(Component data from apps and pages)
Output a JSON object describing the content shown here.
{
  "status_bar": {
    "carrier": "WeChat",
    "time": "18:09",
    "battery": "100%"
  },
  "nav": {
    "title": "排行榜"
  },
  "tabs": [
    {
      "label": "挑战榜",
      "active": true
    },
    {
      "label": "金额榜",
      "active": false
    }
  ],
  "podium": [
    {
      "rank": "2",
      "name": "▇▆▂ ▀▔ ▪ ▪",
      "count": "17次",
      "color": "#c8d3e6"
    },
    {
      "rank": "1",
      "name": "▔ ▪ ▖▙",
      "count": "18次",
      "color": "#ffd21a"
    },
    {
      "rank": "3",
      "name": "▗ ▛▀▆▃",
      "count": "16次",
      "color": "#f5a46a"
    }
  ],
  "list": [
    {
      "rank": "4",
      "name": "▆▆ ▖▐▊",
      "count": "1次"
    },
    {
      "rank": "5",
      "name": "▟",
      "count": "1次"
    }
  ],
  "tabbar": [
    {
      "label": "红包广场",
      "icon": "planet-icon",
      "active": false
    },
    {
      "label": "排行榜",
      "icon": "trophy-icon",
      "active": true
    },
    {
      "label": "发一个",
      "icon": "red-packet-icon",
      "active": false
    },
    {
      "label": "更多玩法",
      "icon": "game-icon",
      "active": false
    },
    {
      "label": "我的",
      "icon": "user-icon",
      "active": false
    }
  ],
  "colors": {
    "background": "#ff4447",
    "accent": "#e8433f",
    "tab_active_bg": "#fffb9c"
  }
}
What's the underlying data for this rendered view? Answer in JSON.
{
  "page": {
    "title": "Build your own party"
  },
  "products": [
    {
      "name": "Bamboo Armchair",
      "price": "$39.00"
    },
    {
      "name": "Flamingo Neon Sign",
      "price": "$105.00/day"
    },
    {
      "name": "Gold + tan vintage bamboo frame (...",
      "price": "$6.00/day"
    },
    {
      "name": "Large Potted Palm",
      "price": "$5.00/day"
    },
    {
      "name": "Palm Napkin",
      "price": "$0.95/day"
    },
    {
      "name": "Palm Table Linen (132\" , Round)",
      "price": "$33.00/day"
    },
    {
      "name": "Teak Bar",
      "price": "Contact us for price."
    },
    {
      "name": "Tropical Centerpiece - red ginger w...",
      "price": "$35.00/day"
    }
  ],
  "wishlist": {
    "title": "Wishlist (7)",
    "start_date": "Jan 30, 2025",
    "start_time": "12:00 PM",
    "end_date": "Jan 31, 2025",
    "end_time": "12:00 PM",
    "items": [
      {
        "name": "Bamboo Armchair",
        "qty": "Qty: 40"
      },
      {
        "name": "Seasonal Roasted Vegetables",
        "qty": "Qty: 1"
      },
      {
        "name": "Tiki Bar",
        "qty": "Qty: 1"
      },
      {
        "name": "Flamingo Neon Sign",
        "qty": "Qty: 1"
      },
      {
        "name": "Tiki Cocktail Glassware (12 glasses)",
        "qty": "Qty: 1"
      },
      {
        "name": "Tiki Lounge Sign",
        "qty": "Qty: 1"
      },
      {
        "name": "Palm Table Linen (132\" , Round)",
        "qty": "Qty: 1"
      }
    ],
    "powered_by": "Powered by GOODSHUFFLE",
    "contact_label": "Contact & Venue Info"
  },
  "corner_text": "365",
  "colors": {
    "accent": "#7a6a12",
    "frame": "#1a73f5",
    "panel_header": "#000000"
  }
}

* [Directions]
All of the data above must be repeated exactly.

* [Answer to this problem]
Output a JSON object describing the content shown here.
{
  "status_bar": {
    "carrier": "WeChat",
    "time": "18:09",
    "battery": "100%"
  },
  "nav": {
    "title": "排行榜"
  },
  "tabs": [
    {
      "label": "挑战榜",
      "active": true
    },
    {
      "label": "金额榜",
      "active": false
    }
  ],
  "podium": [
    {
      "rank": "2",
      "name": "▇▆▂ ▀▔ ▪ ▪",
      "count": "17次",
      "color": "#c8d3e6"
    },
    {
      "rank": "1",
      "name": "▔ ▪ ▖▙",
      "count": "18次",
      "color": "#ffd21a"
    },
    {
      "rank": "3",
      "name": "▗ ▛▀▆▃",
      "count": "16次",
      "color": "#f5a46a"
    }
  ],
  "list": [
    {
      "rank": "4",
      "name": "▆▆ ▖▐▊",
      "count": "1次"
    },
    {
      "rank": "5",
      "name": "▟",
      "count": "1次"
    }
  ],
  "tabbar": [
    {
      "label": "红包广场",
      "icon": "planet-icon",
      "active": false
    },
    {
      "label": "排行榜",
      "icon": "trophy-icon",
      "active": true
    },
    {
      "label": "发一个",
      "icon": "red-packet-icon",
      "active": false
    },
    {
      "label": "更多玩法",
      "icon": "game-icon",
      "active": false
    },
    {
      "label": "我的",
      "icon": "user-icon",
      "active": false
    }
  ],
  "colors": {
    "background": "#ff4447",
    "accent": "#e8433f",
    "tab_active_bg": "#fffb9c"
  }
}
What's the underlying data for this rendered view? Answer in JSON.
{
  "page": {
    "title": "Build your own party"
  },
  "products": [
    {
      "name": "Bamboo Armchair",
      "price": "$39.00"
    },
    {
      "name": "Flamingo Neon Sign",
      "price": "$105.00/day"
    },
    {
      "name": "Gold + tan vintage bamboo frame (...",
      "price": "$6.00/day"
    },
    {
      "name": "Large Potted Palm",
      "price": "$5.00/day"
    },
    {
      "name": "Palm Napkin",
      "price": "$0.95/day"
    },
    {
      "name": "Palm Table Linen (132\" , Round)",
      "price": "$33.00/day"
    },
    {
      "name": "Teak Bar",
      "price": "Contact us for price."
    },
    {
      "name": "Tropical Centerpiece - red ginger w...",
      "price": "$35.00/day"
    }
  ],
  "wishlist": {
    "title": "Wishlist (7)",
    "start_date": "Jan 30, 2025",
    "start_time": "12:00 PM",
    "end_date": "Jan 31, 2025",
    "end_time": "12:00 PM",
    "items": [
      {
        "name": "Bamboo Armchair",
        "qty": "Qty: 40"
      },
      {
        "name": "Seasonal Roasted Vegetables",
        "qty": "Qty: 1"
      },
      {
        "name": "Tiki Bar",
        "qty": "Qty: 1"
      },
      {
        "name": "Flamingo Neon Sign",
        "qty": "Qty: 1"
      },
      {
        "name": "Tiki Cocktail Glassware (12 glasses)",
        "qty": "Qty: 1"
      },
      {
        "name": "Tiki Lounge Sign",
        "qty": "Qty: 1"
      },
      {
        "name": "Palm Table Linen (132\" , Round)",
        "qty": "Qty: 1"
      }
    ],
    "powered_by": "Powered by GOODSHUFFLE",
    "contact_label": "Contact & Venue Info"
  },
  "corner_text": "365",
  "colors": {
    "accent": "#7a6a12",
    "frame": "#1a73f5",
    "panel_header": "#000000"
  }
}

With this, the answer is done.